(Data for the task Opens)
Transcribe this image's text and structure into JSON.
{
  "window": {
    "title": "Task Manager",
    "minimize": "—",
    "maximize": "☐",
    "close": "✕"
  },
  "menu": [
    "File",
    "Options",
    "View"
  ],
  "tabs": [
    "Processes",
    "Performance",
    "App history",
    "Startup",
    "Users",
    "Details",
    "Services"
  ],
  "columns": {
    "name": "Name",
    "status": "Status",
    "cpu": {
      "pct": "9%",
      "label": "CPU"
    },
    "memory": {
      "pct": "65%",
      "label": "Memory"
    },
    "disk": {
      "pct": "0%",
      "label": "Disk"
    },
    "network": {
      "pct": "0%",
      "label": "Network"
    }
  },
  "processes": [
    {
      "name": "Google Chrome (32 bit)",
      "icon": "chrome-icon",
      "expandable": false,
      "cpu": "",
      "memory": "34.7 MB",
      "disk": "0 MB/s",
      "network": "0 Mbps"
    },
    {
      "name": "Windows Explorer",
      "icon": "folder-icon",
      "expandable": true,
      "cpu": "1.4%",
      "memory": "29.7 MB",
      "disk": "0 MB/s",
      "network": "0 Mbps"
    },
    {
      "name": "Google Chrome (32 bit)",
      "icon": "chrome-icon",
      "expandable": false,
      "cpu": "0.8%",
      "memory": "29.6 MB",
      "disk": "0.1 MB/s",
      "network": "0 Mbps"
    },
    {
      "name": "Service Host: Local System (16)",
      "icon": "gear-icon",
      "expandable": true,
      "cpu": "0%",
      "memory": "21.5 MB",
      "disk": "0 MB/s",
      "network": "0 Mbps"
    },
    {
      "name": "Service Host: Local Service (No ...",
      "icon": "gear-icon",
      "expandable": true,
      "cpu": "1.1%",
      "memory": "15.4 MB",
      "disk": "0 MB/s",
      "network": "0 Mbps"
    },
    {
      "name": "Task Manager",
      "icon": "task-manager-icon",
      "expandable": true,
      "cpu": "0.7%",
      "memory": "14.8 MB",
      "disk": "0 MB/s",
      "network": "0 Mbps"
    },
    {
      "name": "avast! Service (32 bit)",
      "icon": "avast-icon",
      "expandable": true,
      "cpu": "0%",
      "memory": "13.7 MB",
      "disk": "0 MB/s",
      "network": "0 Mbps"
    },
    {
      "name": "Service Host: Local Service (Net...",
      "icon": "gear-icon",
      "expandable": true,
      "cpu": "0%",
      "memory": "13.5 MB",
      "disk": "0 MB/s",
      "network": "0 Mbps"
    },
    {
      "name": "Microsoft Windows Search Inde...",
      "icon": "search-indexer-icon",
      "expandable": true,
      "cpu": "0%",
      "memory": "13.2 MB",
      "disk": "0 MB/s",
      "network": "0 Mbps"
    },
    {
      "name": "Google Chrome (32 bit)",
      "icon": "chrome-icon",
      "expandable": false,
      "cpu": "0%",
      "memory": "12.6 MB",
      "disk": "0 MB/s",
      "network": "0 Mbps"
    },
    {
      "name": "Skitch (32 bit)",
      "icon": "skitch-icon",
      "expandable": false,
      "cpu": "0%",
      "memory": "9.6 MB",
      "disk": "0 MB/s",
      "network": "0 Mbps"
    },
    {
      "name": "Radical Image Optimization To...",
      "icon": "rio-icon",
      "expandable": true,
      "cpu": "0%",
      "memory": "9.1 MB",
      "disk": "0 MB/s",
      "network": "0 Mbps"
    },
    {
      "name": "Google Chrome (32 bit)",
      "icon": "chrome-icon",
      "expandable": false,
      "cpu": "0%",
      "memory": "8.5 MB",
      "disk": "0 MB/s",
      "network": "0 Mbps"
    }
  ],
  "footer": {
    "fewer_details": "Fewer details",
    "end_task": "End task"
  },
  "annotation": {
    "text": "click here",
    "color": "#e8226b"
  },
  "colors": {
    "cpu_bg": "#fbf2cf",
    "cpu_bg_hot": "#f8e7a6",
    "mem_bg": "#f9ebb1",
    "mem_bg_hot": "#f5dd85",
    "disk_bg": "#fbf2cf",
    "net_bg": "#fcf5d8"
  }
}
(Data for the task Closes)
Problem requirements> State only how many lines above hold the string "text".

Response> 2